WORK INSTRUCTION.
What is the number of lines in the data that contain "illustration"? Respond with nothing else.

LISTED ENTRIES.
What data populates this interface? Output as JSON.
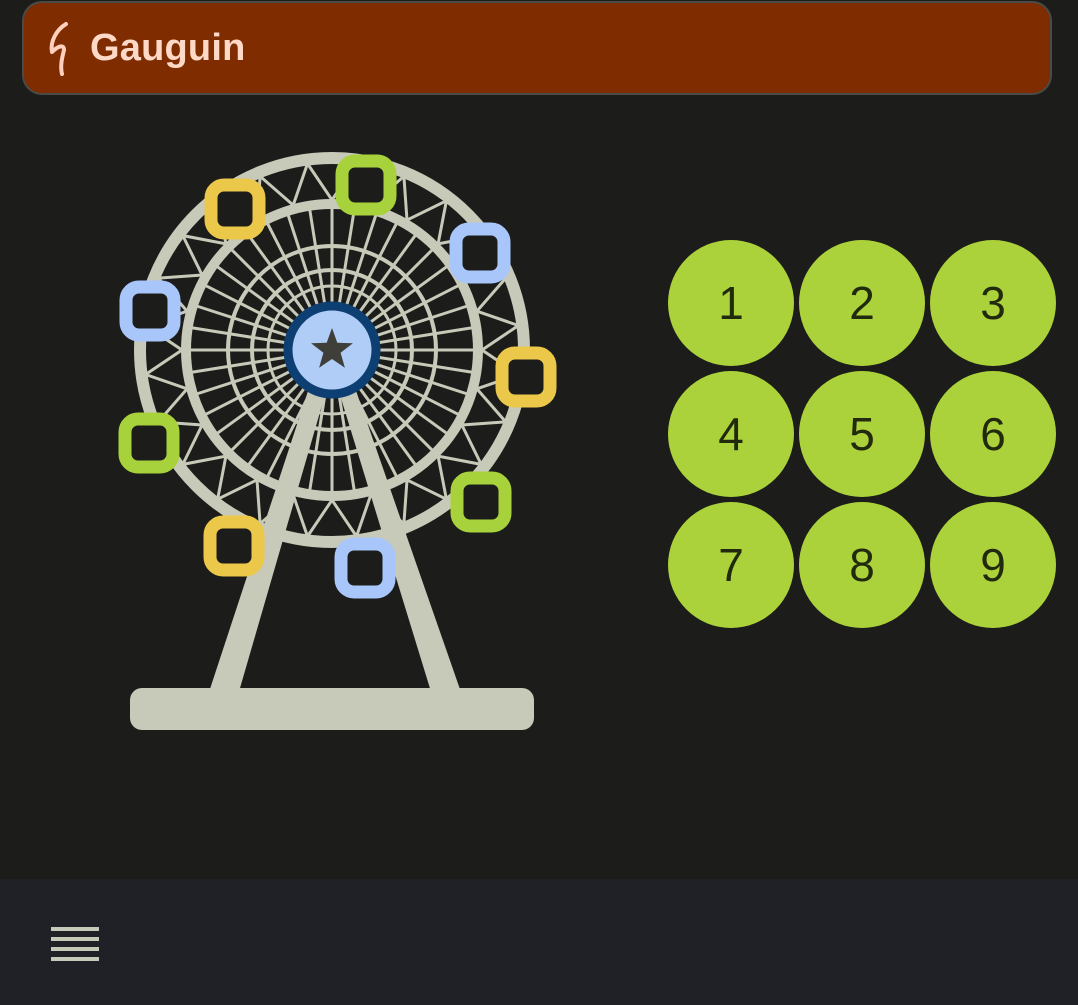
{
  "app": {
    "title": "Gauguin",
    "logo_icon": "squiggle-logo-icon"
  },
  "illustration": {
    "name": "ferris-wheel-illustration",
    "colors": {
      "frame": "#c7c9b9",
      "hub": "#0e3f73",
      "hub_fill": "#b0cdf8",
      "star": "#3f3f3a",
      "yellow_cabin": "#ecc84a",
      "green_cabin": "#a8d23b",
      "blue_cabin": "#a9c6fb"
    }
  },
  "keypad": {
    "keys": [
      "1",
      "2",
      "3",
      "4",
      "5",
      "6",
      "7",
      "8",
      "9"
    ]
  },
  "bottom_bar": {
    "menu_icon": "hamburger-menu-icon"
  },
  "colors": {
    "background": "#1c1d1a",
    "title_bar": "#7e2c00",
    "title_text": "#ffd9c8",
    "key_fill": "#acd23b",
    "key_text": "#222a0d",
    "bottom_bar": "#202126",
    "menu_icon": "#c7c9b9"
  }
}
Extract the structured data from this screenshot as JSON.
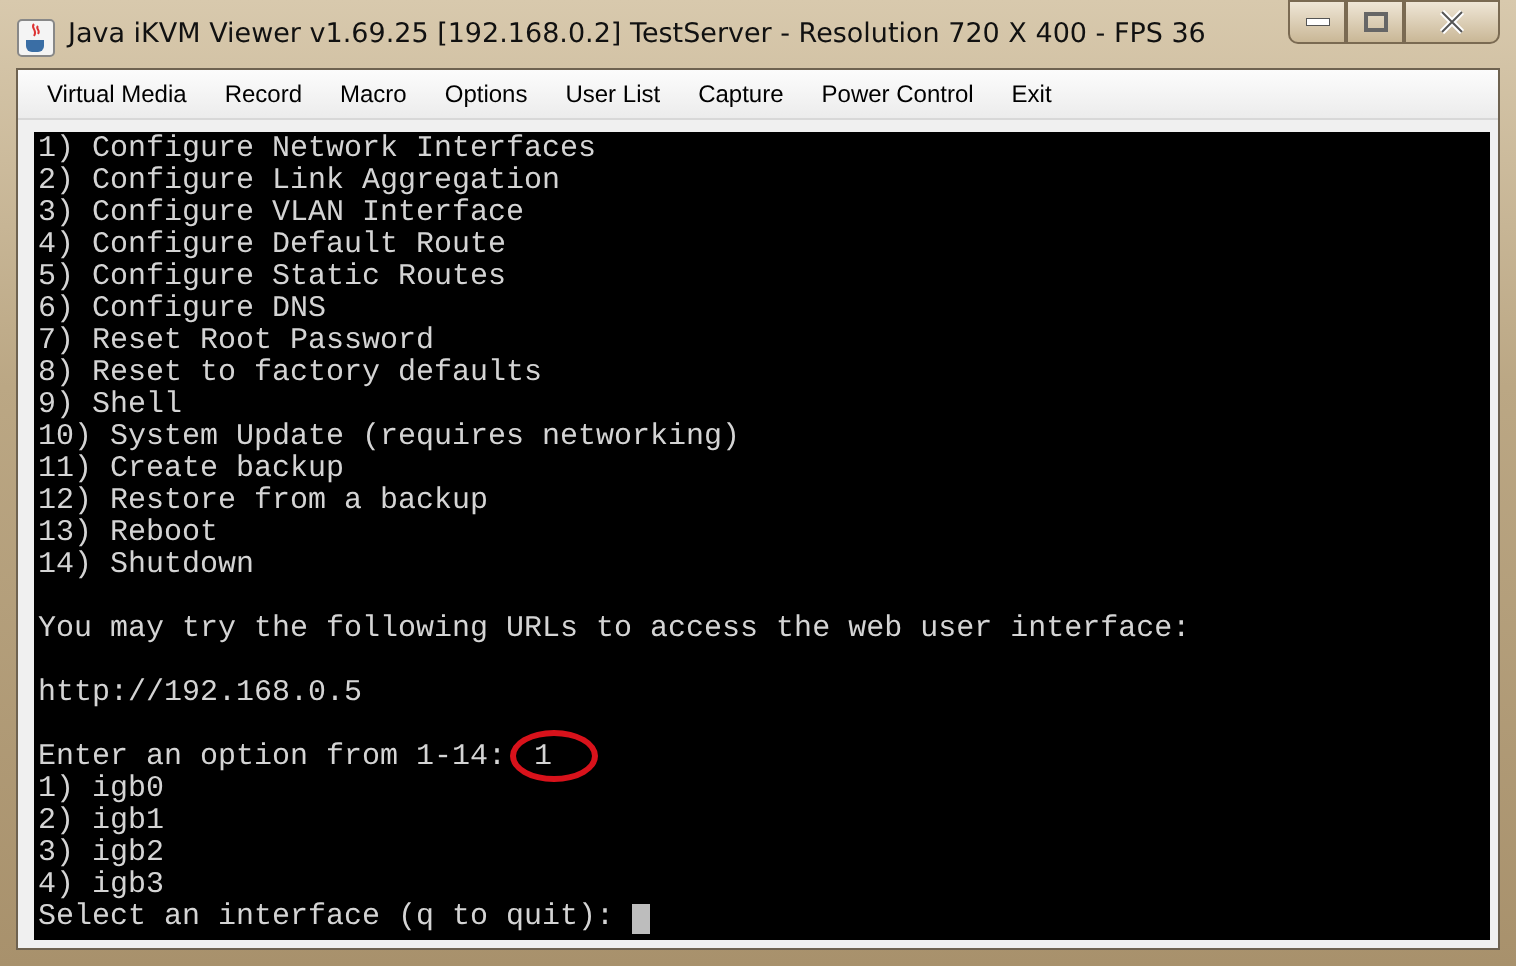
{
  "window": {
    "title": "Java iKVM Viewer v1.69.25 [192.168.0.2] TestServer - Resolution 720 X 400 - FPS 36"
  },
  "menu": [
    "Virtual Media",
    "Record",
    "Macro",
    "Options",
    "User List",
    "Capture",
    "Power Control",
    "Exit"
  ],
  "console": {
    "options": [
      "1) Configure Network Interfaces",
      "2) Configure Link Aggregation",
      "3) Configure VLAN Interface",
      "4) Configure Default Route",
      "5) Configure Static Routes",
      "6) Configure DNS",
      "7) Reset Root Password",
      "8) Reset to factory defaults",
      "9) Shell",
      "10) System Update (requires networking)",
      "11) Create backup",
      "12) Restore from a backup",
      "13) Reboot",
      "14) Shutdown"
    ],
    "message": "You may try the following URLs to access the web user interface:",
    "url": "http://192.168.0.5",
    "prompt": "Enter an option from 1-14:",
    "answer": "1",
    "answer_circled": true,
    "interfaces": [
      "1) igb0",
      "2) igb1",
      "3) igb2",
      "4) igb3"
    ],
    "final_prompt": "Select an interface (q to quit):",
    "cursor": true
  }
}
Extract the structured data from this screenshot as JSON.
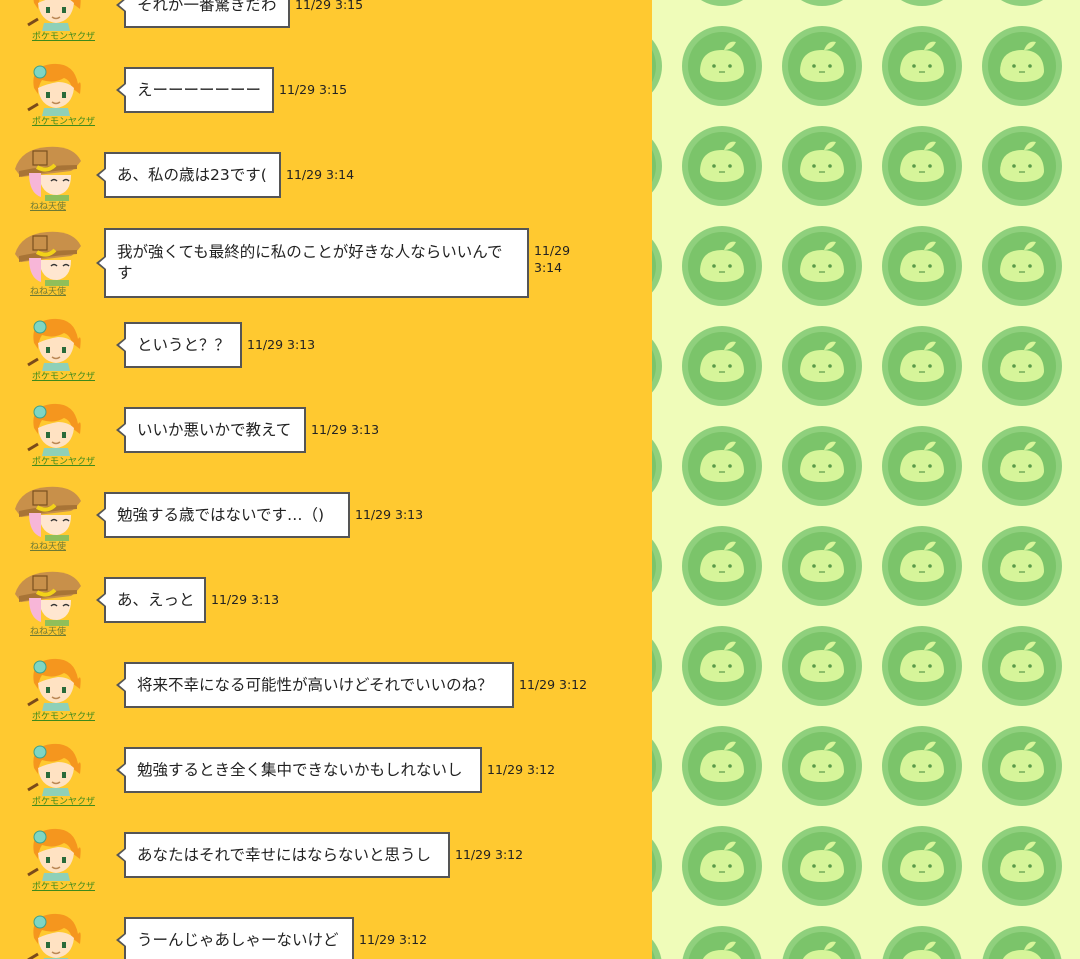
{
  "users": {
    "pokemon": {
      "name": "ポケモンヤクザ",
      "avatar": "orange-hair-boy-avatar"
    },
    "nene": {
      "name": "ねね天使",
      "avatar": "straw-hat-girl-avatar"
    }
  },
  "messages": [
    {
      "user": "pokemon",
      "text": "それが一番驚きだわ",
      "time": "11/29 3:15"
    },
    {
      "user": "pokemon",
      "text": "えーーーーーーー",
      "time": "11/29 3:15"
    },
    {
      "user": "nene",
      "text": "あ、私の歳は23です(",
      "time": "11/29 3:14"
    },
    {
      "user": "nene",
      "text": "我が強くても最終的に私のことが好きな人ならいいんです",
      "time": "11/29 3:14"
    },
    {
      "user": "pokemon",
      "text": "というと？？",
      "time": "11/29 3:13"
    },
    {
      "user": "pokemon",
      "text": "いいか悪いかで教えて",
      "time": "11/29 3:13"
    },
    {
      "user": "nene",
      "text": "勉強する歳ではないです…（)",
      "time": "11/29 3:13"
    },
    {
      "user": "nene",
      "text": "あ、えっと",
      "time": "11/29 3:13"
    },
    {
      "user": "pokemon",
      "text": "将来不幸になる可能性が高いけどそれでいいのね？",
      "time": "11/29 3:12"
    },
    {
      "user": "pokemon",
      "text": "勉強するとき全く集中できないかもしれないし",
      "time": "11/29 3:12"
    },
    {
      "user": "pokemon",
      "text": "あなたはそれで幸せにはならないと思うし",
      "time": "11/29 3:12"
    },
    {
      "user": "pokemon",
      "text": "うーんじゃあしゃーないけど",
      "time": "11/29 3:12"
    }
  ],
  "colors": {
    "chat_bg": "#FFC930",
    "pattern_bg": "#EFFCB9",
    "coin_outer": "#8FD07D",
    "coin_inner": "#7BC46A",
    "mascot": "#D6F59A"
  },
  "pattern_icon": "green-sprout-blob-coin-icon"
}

EXERCISE OUTPUT.
2